The history of Nigerian art is fascinating. The dawn of the 15th century saw an explosion in the art scene. That century saw the death of Iyoba Idia (Queen Mother of Oba Esigie) which occasioned the carving of the famous figurine. The figurine became popular and placed the Benin Kingdom into the world of arts. Other ancient civilizations also came forth with their different art forms which included but not limited to painting, carving, sculpture, and poetry. Continue reading A Journey Into The World Of Nigerian Art
Samir Constantini would have been born in France, but his Syrian mother insisted on traveling back home to Damascus just to give birth.
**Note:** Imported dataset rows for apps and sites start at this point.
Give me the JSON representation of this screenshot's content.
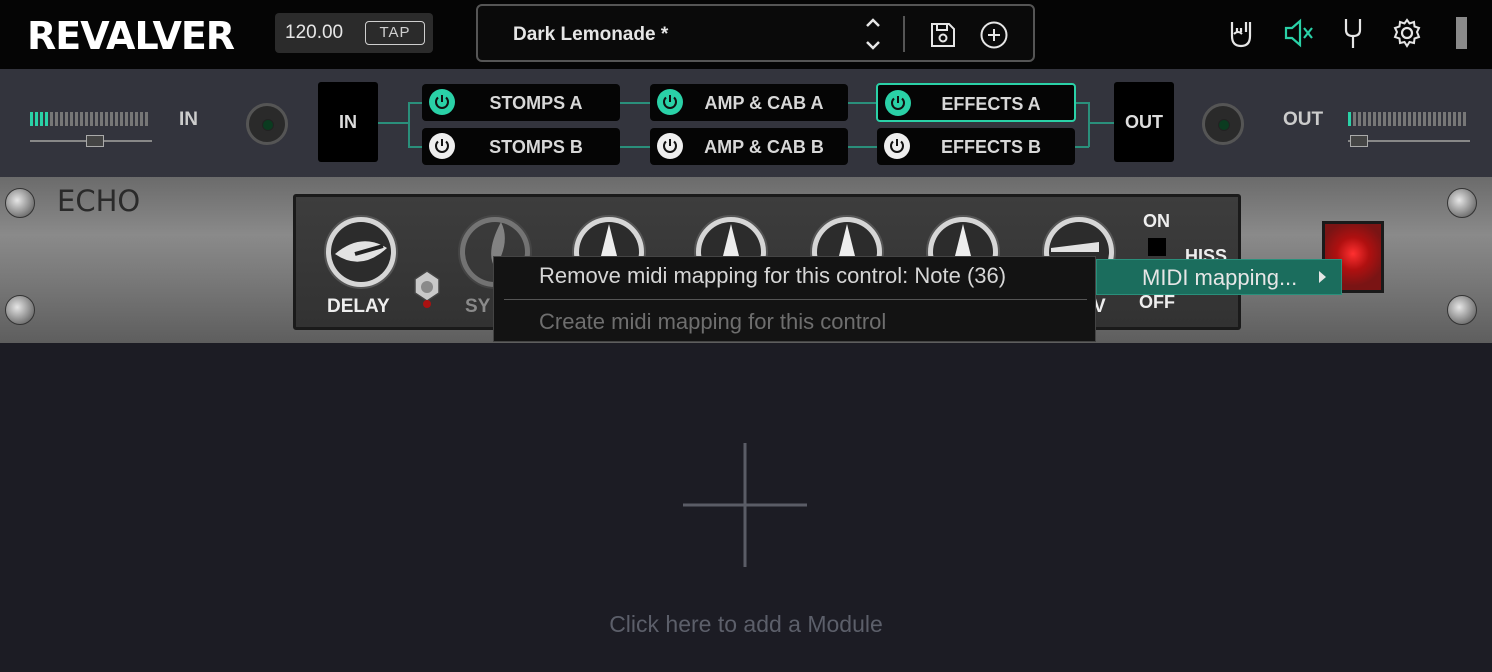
{
  "app": {
    "logo": "REVALVER"
  },
  "topbar": {
    "tempo": "120.00",
    "tap_label": "TAP",
    "preset_name": "Dark Lemonade *",
    "icons": [
      "rock-hand-icon",
      "speaker-mute-icon",
      "tuning-fork-icon",
      "gear-icon"
    ]
  },
  "routing": {
    "in_label": "IN",
    "out_label": "OUT",
    "in_box": "IN",
    "out_box": "OUT",
    "input_meter_level": 0.17,
    "output_meter_level": 0.03,
    "modules": [
      {
        "label": "STOMPS A",
        "on": true,
        "selected": false
      },
      {
        "label": "STOMPS B",
        "on": false,
        "selected": false
      },
      {
        "label": "AMP & CAB A",
        "on": true,
        "selected": false
      },
      {
        "label": "AMP & CAB B",
        "on": false,
        "selected": false
      },
      {
        "label": "EFFECTS A",
        "on": true,
        "selected": true
      },
      {
        "label": "EFFECTS B",
        "on": false,
        "selected": false
      }
    ]
  },
  "echo": {
    "title": "ECHO",
    "knob_labels": {
      "delay": "DELAY",
      "sync_partial": "SY",
      "last_partial": "V"
    },
    "switch": {
      "on": "ON",
      "off": "OFF",
      "hiss_partial": "HISS"
    }
  },
  "context_menu": {
    "items": [
      {
        "label": "Remove midi mapping for this control: Note (36)",
        "enabled": true
      },
      {
        "label": "Create midi mapping for this control",
        "enabled": false
      }
    ],
    "parent_item": "MIDI mapping..."
  },
  "empty_area": {
    "add_module_text": "Click here to add a Module"
  }
}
Even though Constantini grew up in France, he never lost his affinity for his parents’ culture, including a love for an ancient household staple — Aleppo soap. Continue reading French Demand for Syrian Soap Keeps an Ancient Art Alive
Travelers arriving in the Netherlands will once again be treated to the sight of great Dutch artworks when they come to pick up their suitcase at the baggage reclaim. Both carousel 10 in Baggage Hall 2 and carousel 16 in Baggage Hall 3 have been adorned with Rijksmuseum art. Continue reading Travelers Arriving in the Netherlands Will Once Again be Treated to the Sight of Great Dutch Artworks
It’s just another grey morning in Reykjavik and one cannot help feeling a little low, maybe even anxious. It is an emotion that, along with the feeling of sadness or pain, we humans often try to reject. Feeling happy is seen as being the norm. But how can light exist without creating shadow? Continue reading Multidisciplinary Visual Artist Laura Durban Brings Her Magic to Iceland
Not far from his destroyed home in Syria’s Yarmuk camp for Palestinian refugees, 21-year-old Abdallah Al-Harith dabs bright red paint onto a canvas standing amid the grey ruins.
Last week, he was among 12 young artists to set up their easels in the once-crowded camp turned Damascus suburb, now largely abandoned after seven years of civil war. Continue reading In Syria’s Yarmuk, Artists Paint Amid the Ruins
Syrian-American artist Essma Imady is hopping from one major Minnesota art museum to another this year, closing up an incredible exhibition at the Minneapolis Institute of Art (Mia) in June and curating a one-day exhibition and event at the Walker Art Center this month. Continue reading Giving Form to the Stories of Syrian Refugee Children
It is a vision come true. Alberto Giacometti’s studio, an extension of the artist himself, has been meticulously reconstructed inside the newly opened Giacometti Institute in Paris. Here, one discovers fragile artworks in plaster and clay (some of which have never been shown to the public), furniture and the renowned murals painted by the artist, conserved in their entirety by his widow, Annette Giacometti. Continue reading Swiss Artist Giacometti’s Studio Brought to Life in Art Deco Paris Mansion
While working on al-Kabbash road in Luxor, construction workers have discovered a mysterious statue with a lion’s body and a human’s head – believed to be a second sphinx. Continue reading Second Sphinx Discovered in Luxor
MAUSA Vauban Museum is the second museum opening dedicated to street-art in France, located in the town of Neuf-Brisach (Haut-Rhin), and inaugurated on July 7, 2018. Indeed, to celebrate the 10 years of the Vauban citadel inscription as a UNESCO World Heritage site, this exceptional place which includes more than 1000m2 of interior spaces and more than 2 kilometers of galleries has passed into the hands of famous street artists. Continue reading New Street Art Museum Opening in France